__Task prompt__: Examine the entries and show every line in which the word "verified" is found.

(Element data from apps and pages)
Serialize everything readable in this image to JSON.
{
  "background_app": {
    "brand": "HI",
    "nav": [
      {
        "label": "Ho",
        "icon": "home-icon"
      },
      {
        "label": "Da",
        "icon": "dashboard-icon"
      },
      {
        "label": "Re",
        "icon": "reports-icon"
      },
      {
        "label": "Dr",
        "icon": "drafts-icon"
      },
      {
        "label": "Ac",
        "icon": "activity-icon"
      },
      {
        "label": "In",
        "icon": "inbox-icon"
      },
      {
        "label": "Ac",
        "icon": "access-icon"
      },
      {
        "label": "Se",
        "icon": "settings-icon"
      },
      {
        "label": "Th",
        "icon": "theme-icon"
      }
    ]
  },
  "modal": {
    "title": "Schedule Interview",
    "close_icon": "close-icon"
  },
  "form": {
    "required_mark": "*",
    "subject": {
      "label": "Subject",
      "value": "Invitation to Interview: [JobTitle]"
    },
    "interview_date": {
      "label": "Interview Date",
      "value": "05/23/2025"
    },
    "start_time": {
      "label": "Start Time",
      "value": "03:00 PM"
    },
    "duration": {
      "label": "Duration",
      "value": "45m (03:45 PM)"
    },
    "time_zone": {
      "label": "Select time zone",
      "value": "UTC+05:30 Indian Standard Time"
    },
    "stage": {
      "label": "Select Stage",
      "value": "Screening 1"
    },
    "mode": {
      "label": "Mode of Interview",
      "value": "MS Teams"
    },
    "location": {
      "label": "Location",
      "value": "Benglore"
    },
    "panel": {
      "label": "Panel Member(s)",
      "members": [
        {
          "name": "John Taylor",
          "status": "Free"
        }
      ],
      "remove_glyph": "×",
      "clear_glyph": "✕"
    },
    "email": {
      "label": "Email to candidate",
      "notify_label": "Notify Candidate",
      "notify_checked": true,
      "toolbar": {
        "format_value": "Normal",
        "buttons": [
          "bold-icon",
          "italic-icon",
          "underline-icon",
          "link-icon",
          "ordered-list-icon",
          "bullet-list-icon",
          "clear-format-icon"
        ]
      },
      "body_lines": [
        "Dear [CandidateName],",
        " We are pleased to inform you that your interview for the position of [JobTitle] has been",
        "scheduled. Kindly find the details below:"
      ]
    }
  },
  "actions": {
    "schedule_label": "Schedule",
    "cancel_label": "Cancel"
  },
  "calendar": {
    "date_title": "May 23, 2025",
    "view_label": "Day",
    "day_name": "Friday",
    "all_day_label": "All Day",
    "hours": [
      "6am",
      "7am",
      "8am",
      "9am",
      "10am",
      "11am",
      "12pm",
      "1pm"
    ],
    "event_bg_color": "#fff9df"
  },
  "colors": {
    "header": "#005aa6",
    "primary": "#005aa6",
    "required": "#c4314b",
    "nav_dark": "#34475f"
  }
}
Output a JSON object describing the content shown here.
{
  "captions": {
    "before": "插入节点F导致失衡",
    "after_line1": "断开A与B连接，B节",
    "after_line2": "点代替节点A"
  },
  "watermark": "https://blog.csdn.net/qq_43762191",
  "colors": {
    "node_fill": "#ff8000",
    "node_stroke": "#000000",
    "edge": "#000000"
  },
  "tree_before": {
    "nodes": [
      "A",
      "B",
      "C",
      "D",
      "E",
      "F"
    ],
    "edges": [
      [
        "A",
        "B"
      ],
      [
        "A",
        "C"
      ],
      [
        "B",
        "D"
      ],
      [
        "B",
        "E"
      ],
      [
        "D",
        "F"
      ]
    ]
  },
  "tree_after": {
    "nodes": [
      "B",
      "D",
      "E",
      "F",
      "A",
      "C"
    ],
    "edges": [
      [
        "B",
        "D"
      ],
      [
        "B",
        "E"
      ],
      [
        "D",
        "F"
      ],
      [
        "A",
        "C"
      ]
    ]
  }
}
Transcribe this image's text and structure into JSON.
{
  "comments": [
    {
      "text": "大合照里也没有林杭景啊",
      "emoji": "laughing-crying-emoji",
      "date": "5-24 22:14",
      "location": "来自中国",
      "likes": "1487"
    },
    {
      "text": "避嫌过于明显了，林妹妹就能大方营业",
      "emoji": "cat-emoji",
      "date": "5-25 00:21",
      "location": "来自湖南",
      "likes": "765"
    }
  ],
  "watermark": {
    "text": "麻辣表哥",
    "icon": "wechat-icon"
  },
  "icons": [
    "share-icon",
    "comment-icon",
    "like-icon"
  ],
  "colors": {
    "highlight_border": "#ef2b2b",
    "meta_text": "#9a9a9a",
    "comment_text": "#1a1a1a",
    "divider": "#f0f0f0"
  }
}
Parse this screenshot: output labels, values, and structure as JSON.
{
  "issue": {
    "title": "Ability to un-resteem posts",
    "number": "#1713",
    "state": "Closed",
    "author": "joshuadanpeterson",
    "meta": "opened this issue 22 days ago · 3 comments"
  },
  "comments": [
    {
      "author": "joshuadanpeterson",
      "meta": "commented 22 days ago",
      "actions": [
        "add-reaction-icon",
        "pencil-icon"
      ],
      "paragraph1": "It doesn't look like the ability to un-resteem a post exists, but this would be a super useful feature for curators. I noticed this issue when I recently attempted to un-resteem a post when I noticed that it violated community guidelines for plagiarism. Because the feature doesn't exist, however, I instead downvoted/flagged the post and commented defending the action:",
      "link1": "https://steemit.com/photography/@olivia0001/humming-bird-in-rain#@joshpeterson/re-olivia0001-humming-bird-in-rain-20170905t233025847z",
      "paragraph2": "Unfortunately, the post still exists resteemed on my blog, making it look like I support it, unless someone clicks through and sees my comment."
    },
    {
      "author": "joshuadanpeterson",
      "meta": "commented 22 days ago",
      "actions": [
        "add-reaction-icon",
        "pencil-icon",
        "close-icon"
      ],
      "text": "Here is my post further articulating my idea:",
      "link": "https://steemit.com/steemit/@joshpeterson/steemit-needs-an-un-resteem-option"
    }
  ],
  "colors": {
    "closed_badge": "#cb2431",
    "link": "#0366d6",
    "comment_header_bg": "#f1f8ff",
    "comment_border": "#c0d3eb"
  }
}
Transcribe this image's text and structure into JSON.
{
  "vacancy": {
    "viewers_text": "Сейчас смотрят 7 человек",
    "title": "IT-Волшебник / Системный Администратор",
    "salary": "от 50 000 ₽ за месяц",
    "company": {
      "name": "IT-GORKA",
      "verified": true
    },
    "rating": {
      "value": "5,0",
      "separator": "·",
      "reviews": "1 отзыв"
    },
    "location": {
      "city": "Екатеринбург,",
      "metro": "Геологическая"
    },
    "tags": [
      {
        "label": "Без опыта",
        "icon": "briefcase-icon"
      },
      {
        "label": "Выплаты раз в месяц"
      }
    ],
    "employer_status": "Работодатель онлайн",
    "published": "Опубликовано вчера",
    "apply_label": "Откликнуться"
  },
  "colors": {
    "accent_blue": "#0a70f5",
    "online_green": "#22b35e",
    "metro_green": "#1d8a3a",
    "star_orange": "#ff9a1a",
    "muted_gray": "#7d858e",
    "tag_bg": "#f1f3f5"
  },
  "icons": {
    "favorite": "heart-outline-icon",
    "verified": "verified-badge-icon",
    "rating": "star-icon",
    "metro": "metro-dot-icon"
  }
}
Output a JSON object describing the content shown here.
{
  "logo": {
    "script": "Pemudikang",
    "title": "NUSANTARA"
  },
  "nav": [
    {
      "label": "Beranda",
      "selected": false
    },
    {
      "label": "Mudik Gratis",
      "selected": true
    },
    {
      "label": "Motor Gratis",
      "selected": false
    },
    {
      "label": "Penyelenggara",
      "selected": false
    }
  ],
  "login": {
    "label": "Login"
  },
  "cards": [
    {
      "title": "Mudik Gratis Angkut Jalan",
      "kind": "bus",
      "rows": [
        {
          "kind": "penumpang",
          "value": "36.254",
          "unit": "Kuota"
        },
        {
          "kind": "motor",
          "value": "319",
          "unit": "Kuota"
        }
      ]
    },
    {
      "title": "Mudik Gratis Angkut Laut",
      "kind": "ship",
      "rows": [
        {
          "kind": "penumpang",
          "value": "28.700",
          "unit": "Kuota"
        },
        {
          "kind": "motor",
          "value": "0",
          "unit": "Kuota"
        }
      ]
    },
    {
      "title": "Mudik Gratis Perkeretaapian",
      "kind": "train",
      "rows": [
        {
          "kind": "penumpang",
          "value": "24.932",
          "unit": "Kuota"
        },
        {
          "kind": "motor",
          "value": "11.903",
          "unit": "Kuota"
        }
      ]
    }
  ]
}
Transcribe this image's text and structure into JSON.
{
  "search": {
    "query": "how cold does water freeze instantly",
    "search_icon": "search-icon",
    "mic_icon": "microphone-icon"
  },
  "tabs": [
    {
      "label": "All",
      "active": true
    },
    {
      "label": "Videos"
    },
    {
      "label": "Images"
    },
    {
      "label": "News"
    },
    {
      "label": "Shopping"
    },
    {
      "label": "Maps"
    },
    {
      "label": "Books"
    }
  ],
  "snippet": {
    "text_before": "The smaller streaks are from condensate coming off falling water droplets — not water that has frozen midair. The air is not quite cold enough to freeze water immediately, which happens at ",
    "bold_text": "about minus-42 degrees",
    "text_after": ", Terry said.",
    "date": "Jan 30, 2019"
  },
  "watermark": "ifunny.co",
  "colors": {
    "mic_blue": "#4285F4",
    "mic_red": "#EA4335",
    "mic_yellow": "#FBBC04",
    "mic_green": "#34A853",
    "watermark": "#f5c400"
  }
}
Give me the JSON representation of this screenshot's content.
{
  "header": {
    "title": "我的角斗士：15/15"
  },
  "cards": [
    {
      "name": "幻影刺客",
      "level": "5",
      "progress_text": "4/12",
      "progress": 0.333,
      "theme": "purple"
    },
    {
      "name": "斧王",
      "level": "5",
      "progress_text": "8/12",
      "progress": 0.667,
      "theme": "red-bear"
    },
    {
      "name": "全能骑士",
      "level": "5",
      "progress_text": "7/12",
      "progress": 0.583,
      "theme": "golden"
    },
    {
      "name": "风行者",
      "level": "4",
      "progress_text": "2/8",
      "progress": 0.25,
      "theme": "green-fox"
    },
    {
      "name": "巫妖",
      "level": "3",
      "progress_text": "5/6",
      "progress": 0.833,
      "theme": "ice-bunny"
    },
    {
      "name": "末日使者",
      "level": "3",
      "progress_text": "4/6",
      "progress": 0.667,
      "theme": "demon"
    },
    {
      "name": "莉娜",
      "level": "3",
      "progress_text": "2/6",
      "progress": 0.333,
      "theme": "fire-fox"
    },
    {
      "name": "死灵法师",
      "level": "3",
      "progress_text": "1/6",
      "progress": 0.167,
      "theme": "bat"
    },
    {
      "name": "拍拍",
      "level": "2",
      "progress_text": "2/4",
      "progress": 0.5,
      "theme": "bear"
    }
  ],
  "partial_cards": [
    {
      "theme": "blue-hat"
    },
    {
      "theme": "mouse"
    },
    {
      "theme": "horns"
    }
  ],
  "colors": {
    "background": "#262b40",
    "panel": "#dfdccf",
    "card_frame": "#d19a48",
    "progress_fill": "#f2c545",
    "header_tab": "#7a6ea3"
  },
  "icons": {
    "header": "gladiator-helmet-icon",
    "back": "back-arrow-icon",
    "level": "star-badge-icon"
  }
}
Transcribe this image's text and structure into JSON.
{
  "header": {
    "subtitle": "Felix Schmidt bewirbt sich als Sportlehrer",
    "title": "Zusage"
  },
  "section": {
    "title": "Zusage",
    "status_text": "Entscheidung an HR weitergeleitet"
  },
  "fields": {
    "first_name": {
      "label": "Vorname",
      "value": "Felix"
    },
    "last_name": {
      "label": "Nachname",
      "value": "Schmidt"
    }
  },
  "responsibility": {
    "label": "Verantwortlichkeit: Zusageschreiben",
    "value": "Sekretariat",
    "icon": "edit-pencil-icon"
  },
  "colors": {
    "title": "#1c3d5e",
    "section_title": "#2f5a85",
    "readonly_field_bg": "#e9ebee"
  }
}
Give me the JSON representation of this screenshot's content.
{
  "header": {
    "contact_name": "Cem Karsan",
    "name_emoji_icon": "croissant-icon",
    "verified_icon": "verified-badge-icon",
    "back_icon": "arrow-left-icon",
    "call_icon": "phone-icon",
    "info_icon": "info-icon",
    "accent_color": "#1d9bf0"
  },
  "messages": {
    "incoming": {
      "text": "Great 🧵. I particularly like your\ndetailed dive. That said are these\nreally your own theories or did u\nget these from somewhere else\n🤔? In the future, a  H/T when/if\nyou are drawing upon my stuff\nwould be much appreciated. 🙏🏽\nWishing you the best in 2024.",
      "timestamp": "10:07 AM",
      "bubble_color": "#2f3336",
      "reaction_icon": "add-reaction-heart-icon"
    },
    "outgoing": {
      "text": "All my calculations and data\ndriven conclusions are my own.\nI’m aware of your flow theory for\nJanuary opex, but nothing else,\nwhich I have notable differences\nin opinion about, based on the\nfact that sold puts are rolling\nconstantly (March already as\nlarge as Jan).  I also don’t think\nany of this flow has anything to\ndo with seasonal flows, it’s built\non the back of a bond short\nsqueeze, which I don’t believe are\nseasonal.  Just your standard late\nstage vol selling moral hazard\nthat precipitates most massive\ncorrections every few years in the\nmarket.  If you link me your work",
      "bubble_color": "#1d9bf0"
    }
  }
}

__Task solution__:
      "verified": true
    "verified": "verified-badge-icon",
    "verified_icon": "verified-badge-icon",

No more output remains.